loader image

Leveraged Breakdowns

Public REIT Valuation Part Six: Subsequent Events and Financial Statements


This is part six of a series teaching real estate private equity for beginners, specifically focused on public REIT valuation. If you’re just joining us, you should probably flip back to part one. And if you’re looking for immediate prep before an upcoming real estate private equity interview process, you might find these resources helpful in a pinch. But if you’re here to continue the series, welcome back. This is the last post of preparatory reading before we start building our financial model for Aimco. 

Subsequent Events

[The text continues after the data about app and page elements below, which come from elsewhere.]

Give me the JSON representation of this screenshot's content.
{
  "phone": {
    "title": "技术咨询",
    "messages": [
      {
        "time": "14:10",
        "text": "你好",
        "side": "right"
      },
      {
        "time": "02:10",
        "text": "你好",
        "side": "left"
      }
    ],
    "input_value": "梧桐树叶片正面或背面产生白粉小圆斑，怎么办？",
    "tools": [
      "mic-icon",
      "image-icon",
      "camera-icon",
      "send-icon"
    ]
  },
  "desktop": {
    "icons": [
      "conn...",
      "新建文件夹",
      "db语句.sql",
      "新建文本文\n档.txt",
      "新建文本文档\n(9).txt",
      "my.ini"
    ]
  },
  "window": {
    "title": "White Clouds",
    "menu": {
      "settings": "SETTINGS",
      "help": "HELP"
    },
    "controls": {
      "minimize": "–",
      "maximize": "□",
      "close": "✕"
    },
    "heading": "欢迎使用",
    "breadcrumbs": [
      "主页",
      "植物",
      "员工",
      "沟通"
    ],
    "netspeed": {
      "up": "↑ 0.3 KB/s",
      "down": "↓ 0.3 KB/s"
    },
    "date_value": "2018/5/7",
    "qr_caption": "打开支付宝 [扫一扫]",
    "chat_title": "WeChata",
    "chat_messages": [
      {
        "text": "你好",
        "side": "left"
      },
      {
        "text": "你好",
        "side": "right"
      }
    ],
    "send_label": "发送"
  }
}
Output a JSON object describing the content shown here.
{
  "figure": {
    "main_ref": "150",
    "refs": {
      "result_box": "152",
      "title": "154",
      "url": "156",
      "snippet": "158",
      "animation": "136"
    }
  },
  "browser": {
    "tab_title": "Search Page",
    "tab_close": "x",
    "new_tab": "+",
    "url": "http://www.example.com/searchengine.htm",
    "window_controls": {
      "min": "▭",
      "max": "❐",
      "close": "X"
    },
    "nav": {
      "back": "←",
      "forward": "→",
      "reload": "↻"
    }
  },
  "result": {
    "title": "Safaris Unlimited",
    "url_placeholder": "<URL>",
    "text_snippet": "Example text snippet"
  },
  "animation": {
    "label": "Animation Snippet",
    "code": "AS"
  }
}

Each quarter, Aimco provides a snapshot of its balance sheet and a summary of its trailing quarterly results. The filings we’re working with are all as of 1Q20, so they reflect Aimco specifically on 3/31/20. Management doesn’t start preparing these financial reports until 3/31/20 is in the past, and Aimco specifically took until 5/11/20 to publish their financials. During that month and a half, material “subsequent events” occur that Aimco is compelled to share with its investors.

The nuance with subsequent events is that they are not part of the reported financial statements. For instance, per Supp doc4/pdf5, Aimco sold an apartment community in Annandale, Virginia for $58.9M. But if you open that nifty 1Q20 Apartment List file, you’ll see the Annandale asset is still included in the total property count of 124 (which is the same property count on doc18/pdf19). So in our model, we’ll need to make sure we properly represent this asset as sold, which generally entails:

  • Removing the asset from our property list
  • Increasing the cash balance for the net sale proceeds (after paying off the mortgage, if any)
  • Decreasing the total debt balance for the mortgage, if any

The 10Q / 10K also have subsequent events sections. Specifically in the 1Q20 10Q financials, they’re listed on doc20, but it’s mostly general color on the COVID-19 situation and no hard facts. You should understand that scrubbing the financials for all relevant subsequent events requires manual focus. But once you’ve built a full-scale REIT model, you’ve probably read each of the statements enough times over that you’ll catch everything.

Financial Statements

The financial statements are truly the meat of the reporting package. I always look to the 10Q for the financials, especially the Balance Sheet and the Income Statement. But since we’re looking at the supp, you can flip to doc11/pdf12 and doc12/pdf13 to see the balance sheet and income statement, respectively. These will have the same figures as the 10Q. You should glance at these metrics to understand the business from a high-level. We will make much more fruitful use of these financials in the next installment when we start to build our model.

Closing Notes on the Review

In the next post, we will start to build our Excel model for this company. You’ll probably notice there are a lot of schedules in here that we haven’t yet referenced. Feel free to get chopping ahead of us, but we will make use of everything shortly enough. In fact, our task in the next post will be to cut through this supplemental and input all relevant data into the beginnings of our Excel model. At that point, we’ll make a lot more use out of the detail provided in the back pages of the supplemental.

Learn with Leveraged Breakdowns

Leveraged Breakdowns teaches real estate private equity for beginners, by insiders. Whether you have an upcoming real estate private equity interview process or want to book up on real-world modeling skills before starting your new job, we have you covered. Join us today!

Leave a Comment

Scroll to Top